- Farmers switching to more profitable crops, including corn
- Drought in Southern Africa led to increase in corn prices
South Africa will produce almost 50 percent less cotton this year than in the previous season after farmers switched to more profitable crops such as corn, according to Cotton South Africa.
The nation will probably produce 48,262 bales of cotton in the 2015-16 season, including an estimated 600 bales from Swaziland, a tiny monarchy surrounded by South Africa, the industry body said in an e-mailed report on Thursday. Last year, the country saw the lowest amount of rainfall since records started in 1904, raising corn prices and prompting farmers to switch to more profitable crops.
“Cotton competes with other summer crops like maize and sunflowers, so if the farmer feels he can get a better return on those other crops, then he would rather plant that,” Koot Louw, an official at Pretoria-based Cotton South Africa, said by phone. “Farmers planted less because of the drought.” Maize is the local term for corn.

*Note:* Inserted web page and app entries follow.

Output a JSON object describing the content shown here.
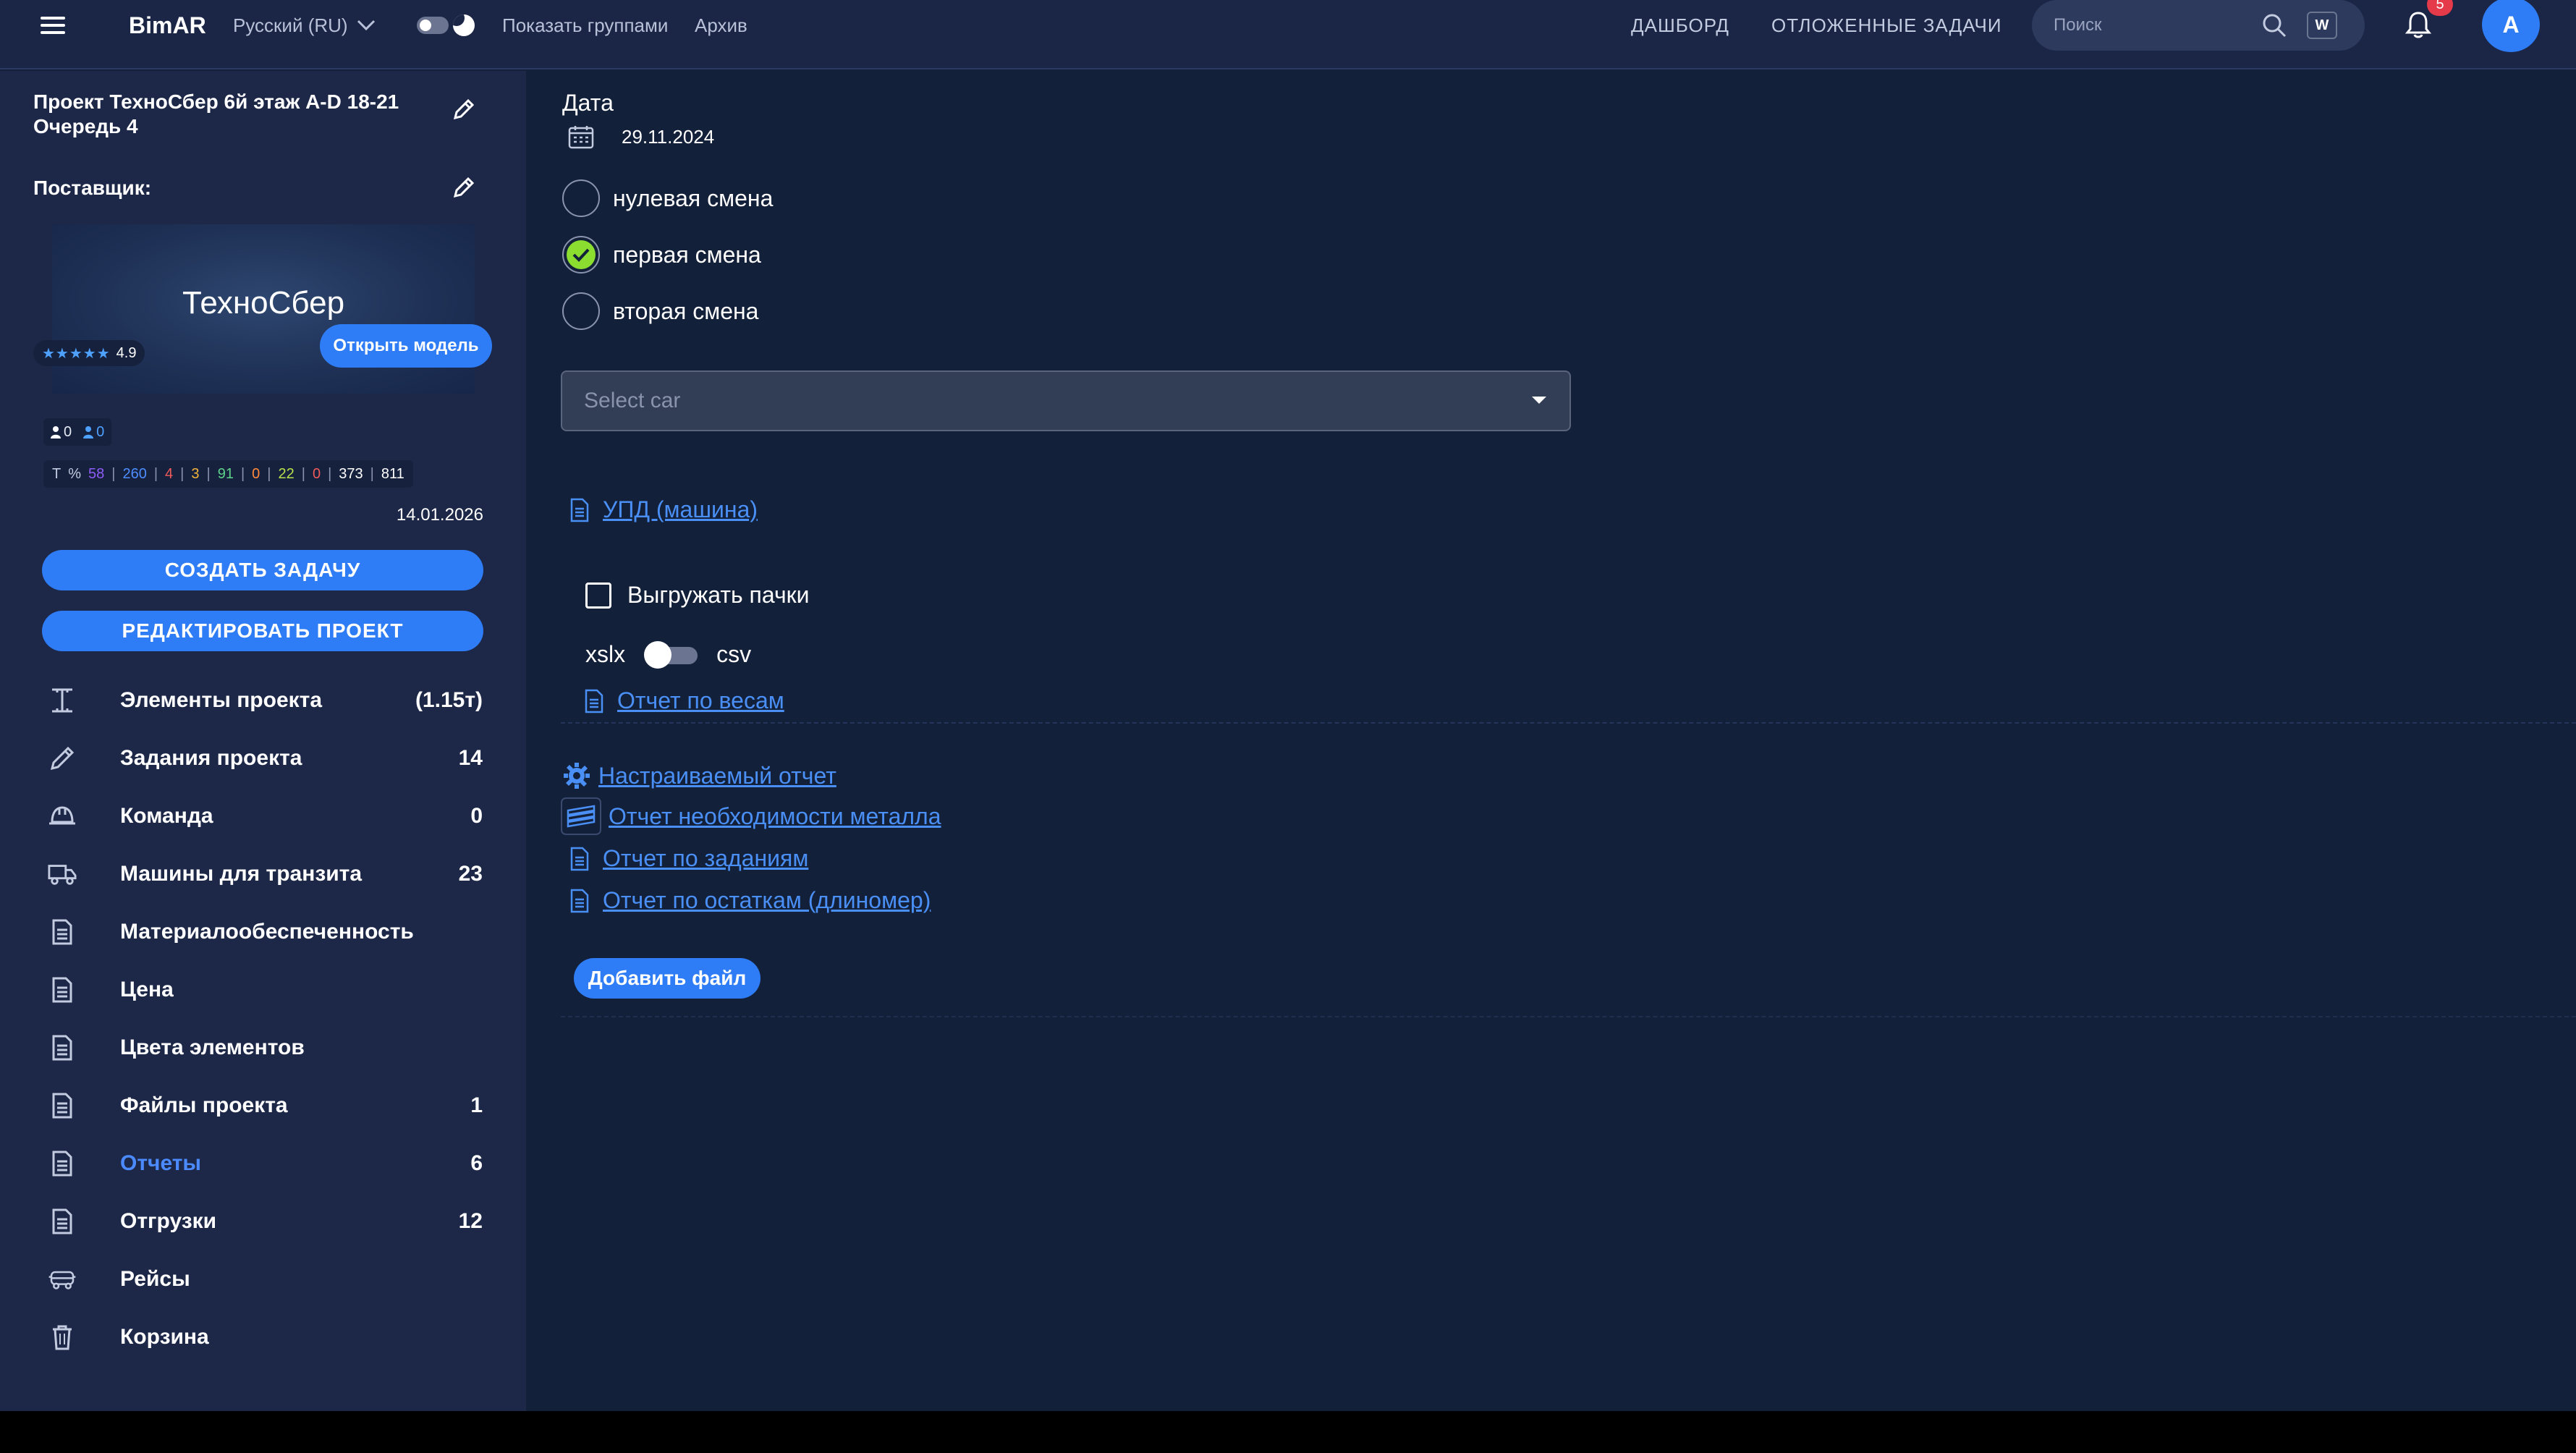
{
  "header": {
    "brand": "BimAR",
    "language": "Русский (RU)",
    "show_groups": "Показать группами",
    "archive": "Архив",
    "nav_dashboard": "ДАШБОРД",
    "nav_deferred": "ОТЛОЖЕННЫЕ ЗАДАЧИ",
    "search_placeholder": "Поиск",
    "search_shortcut": "W",
    "notifications_count": "5",
    "avatar_initial": "A"
  },
  "sidebar": {
    "project_title": "Проект ТехноСбер 6й этаж A-D 18-21 Очередь 4",
    "supplier_label": "Поставщик:",
    "supplier_name": "ТехноСбер",
    "rating_stars": "★★★★★",
    "rating_value": "4.9",
    "open_model": "Открыть модель",
    "users_a": "0",
    "users_b": "0",
    "stats": {
      "t": "T",
      "pct": "%",
      "v1": "58",
      "v2": "260",
      "v3": "4",
      "v4": "3",
      "v5": "91",
      "v6": "0",
      "v7": "22",
      "v8": "0",
      "v9": "373",
      "v10": "811"
    },
    "date": "14.01.2026",
    "create_task": "СОЗДАТЬ ЗАДАЧУ",
    "edit_project": "РЕДАКТИРОВАТЬ ПРОЕКТ",
    "items": [
      {
        "label": "Элементы проекта",
        "count": "(1.15т)",
        "icon": "i-beam-icon"
      },
      {
        "label": "Задания проекта",
        "count": "14",
        "icon": "pencil-icon"
      },
      {
        "label": "Команда",
        "count": "0",
        "icon": "helmet-icon"
      },
      {
        "label": "Машины для транзита",
        "count": "23",
        "icon": "truck-icon"
      },
      {
        "label": "Материалообеспеченность",
        "count": "",
        "icon": "document-icon"
      },
      {
        "label": "Цена",
        "count": "",
        "icon": "document-icon"
      },
      {
        "label": "Цвета элементов",
        "count": "",
        "icon": "document-icon"
      },
      {
        "label": "Файлы проекта",
        "count": "1",
        "icon": "document-icon"
      },
      {
        "label": "Отчеты",
        "count": "6",
        "icon": "document-icon"
      },
      {
        "label": "Отгрузки",
        "count": "12",
        "icon": "document-icon"
      },
      {
        "label": "Рейсы",
        "count": "",
        "icon": "bus-icon"
      },
      {
        "label": "Корзина",
        "count": "",
        "icon": "trash-icon"
      }
    ],
    "active_item": "Отчеты"
  },
  "main": {
    "date_label": "Дата",
    "date_value": "29.11.2024",
    "shifts": [
      {
        "label": "нулевая смена",
        "checked": false
      },
      {
        "label": "первая смена",
        "checked": true
      },
      {
        "label": "вторая смена",
        "checked": false
      }
    ],
    "select_car_placeholder": "Select car",
    "upd_link": "УПД (машина)",
    "export_bundles": "Выгружать пачки",
    "format_left": "xslx",
    "format_right": "csv",
    "weights_report": "Отчет по весам",
    "custom_report": "Настраиваемый отчет",
    "metal_report": "Отчет необходимости металла",
    "tasks_report": "Отчет по заданиям",
    "remains_report": "Отчет по остаткам (длиномер)",
    "add_file": "Добавить файл"
  },
  "colors": {
    "accent": "#2e7cf6",
    "link": "#4a8ff6",
    "checked": "#8bde2f",
    "badge": "#e53a49",
    "sidebar_bg": "#1d2747",
    "main_bg": "#132039"
  }
}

Global cotton consumption is expected to decline 3 percent in 2016-17 because of weaker demand and low polyester prices, Cotton South Africa said, citing the International Cotton Advisory Committee. Global production could increase 4 percent in that period due to improved yields in India, the world’s largest producer.